**TASK TO CARRY OUT:**
Reproduce the records precisely. Every line should be included.

**MATERIAL PROVIDED:**
☆ ☆ ☆

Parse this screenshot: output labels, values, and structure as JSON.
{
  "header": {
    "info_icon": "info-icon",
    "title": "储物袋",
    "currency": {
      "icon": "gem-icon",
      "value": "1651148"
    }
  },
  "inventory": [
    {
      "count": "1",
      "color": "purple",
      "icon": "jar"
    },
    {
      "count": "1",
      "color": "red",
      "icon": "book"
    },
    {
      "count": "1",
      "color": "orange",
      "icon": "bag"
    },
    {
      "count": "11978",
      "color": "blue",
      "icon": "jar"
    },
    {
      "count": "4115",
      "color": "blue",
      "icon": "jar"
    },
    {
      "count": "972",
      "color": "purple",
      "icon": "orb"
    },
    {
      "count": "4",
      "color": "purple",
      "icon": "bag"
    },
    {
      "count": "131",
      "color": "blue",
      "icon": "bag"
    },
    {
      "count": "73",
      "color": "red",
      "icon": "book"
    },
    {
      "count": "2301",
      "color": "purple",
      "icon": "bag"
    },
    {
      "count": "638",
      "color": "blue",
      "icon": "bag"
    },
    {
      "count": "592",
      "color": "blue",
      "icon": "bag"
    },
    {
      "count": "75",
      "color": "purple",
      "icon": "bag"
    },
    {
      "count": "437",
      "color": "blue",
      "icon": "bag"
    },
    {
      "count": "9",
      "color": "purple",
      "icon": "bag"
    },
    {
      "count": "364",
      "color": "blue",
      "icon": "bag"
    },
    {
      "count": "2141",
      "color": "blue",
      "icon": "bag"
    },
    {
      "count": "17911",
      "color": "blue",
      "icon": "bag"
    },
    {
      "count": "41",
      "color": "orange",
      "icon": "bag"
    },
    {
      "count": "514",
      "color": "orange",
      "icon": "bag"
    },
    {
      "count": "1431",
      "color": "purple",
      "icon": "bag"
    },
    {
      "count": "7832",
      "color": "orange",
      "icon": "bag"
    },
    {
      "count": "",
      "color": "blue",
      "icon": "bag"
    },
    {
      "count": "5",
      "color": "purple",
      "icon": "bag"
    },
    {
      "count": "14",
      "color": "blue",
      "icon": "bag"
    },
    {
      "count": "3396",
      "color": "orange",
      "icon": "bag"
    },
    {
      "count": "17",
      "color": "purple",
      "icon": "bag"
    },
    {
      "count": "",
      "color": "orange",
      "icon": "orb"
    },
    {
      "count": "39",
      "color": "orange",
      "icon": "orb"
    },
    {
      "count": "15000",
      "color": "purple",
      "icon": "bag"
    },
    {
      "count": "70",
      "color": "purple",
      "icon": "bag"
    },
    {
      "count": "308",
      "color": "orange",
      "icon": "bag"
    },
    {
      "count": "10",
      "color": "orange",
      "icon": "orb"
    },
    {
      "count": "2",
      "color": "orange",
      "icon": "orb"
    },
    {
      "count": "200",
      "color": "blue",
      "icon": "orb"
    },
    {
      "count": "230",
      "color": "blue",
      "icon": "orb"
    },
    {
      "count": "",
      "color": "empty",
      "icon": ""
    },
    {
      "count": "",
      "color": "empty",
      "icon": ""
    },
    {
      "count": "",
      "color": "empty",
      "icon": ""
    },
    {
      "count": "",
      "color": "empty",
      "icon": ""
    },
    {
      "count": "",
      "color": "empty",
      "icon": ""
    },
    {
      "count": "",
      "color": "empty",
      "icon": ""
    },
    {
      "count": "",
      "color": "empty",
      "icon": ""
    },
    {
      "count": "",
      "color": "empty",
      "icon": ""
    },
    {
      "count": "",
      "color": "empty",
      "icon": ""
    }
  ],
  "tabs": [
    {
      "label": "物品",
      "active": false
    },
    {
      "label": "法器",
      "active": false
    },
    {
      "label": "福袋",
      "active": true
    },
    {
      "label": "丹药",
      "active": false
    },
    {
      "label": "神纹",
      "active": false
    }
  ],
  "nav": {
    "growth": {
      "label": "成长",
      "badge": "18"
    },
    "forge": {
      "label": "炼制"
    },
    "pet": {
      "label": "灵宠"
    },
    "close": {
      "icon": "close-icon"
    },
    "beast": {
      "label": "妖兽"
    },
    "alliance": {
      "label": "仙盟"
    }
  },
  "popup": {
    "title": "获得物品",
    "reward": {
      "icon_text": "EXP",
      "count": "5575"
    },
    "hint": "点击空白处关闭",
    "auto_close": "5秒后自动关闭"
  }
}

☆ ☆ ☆

**TASK SOLUTION:**
Parse this screenshot: output labels, values, and structure as JSON.
{
  "header": {
    "info_icon": "info-icon",
    "title": "储物袋",
    "currency": {
      "icon": "gem-icon",
      "value": "1651148"
    }
  },
  "inventory": [
    {
      "count": "1",
      "color": "purple",
      "icon": "jar"
    },
    {
      "count": "1",
      "color": "red",
      "icon": "book"
    },
    {
      "count": "1",
      "color": "orange",
      "icon": "bag"
    },
    {
      "count": "11978",
      "color": "blue",
      "icon": "jar"
    },
    {
      "count": "4115",
      "color": "blue",
      "icon": "jar"
    },
    {
      "count": "972",
      "color": "purple",
      "icon": "orb"
    },
    {
      "count": "4",
      "color": "purple",
      "icon": "bag"
    },
    {
      "count": "131",
      "color": "blue",
      "icon": "bag"
    },
    {
      "count": "73",
      "color": "red",
      "icon": "book"
    },
    {
      "count": "2301",
      "color": "purple",
      "icon": "bag"
    },
    {
      "count": "638",
      "color": "blue",
      "icon": "bag"
    },
    {
      "count": "592",
      "color": "blue",
      "icon": "bag"
    },
    {
      "count": "75",
      "color": "purple",
      "icon": "bag"
    },
    {
      "count": "437",
      "color": "blue",
      "icon": "bag"
    },
    {
      "count": "9",
      "color": "purple",
      "icon": "bag"
    },
    {
      "count": "364",
      "color": "blue",
      "icon": "bag"
    },
    {
      "count": "2141",
      "color": "blue",
      "icon": "bag"
    },
    {
      "count": "17911",
      "color": "blue",
      "icon": "bag"
    },
    {
      "count": "41",
      "color": "orange",
      "icon": "bag"
    },
    {
      "count": "514",
      "color": "orange",
      "icon": "bag"
    },
    {
      "count": "1431",
      "color": "purple",
      "icon": "bag"
    },
    {
      "count": "7832",
      "color": "orange",
      "icon": "bag"
    },
    {
      "count": "",
      "color": "blue",
      "icon": "bag"
    },
    {
      "count": "5",
      "color": "purple",
      "icon": "bag"
    },
    {
      "count": "14",
      "color": "blue",
      "icon": "bag"
    },
    {
      "count": "3396",
      "color": "orange",
      "icon": "bag"
    },
    {
      "count": "17",
      "color": "purple",
      "icon": "bag"
    },
    {
      "count": "",
      "color": "orange",
      "icon": "orb"
    },
    {
      "count": "39",
      "color": "orange",
      "icon": "orb"
    },
    {
      "count": "15000",
      "color": "purple",
      "icon": "bag"
    },
    {
      "count": "70",
      "color": "purple",
      "icon": "bag"
    },
    {
      "count": "308",
      "color": "orange",
      "icon": "bag"
    },
    {
      "count": "10",
      "color": "orange",
      "icon": "orb"
    },
    {
      "count": "2",
      "color": "orange",
      "icon": "orb"
    },
    {
      "count": "200",
      "color": "blue",
      "icon": "orb"
    },
    {
      "count": "230",
      "color": "blue",
      "icon": "orb"
    },
    {
      "count": "",
      "color": "empty",
      "icon": ""
    },
    {
      "count": "",
      "color": "empty",
      "icon": ""
    },
    {
      "count": "",
      "color": "empty",
      "icon": ""
    },
    {
      "count": "",
      "color": "empty",
      "icon": ""
    },
    {
      "count": "",
      "color": "empty",
      "icon": ""
    },
    {
      "count": "",
      "color": "empty",
      "icon": ""
    },
    {
      "count": "",
      "color": "empty",
      "icon": ""
    },
    {
      "count": "",
      "color": "empty",
      "icon": ""
    },
    {
      "count": "",
      "color": "empty",
      "icon": ""
    }
  ],
  "tabs": [
    {
      "label": "物品",
      "active": false
    },
    {
      "label": "法器",
      "active": false
    },
    {
      "label": "福袋",
      "active": true
    },
    {
      "label": "丹药",
      "active": false
    },
    {
      "label": "神纹",
      "active": false
    }
  ],
  "nav": {
    "growth": {
      "label": "成长",
      "badge": "18"
    },
    "forge": {
      "label": "炼制"
    },
    "pet": {
      "label": "灵宠"
    },
    "close": {
      "icon": "close-icon"
    },
    "beast": {
      "label": "妖兽"
    },
    "alliance": {
      "label": "仙盟"
    }
  },
  "popup": {
    "title": "获得物品",
    "reward": {
      "icon_text": "EXP",
      "count": "5575"
    },
    "hint": "点击空白处关闭",
    "auto_close": "5秒后自动关闭"
  }
}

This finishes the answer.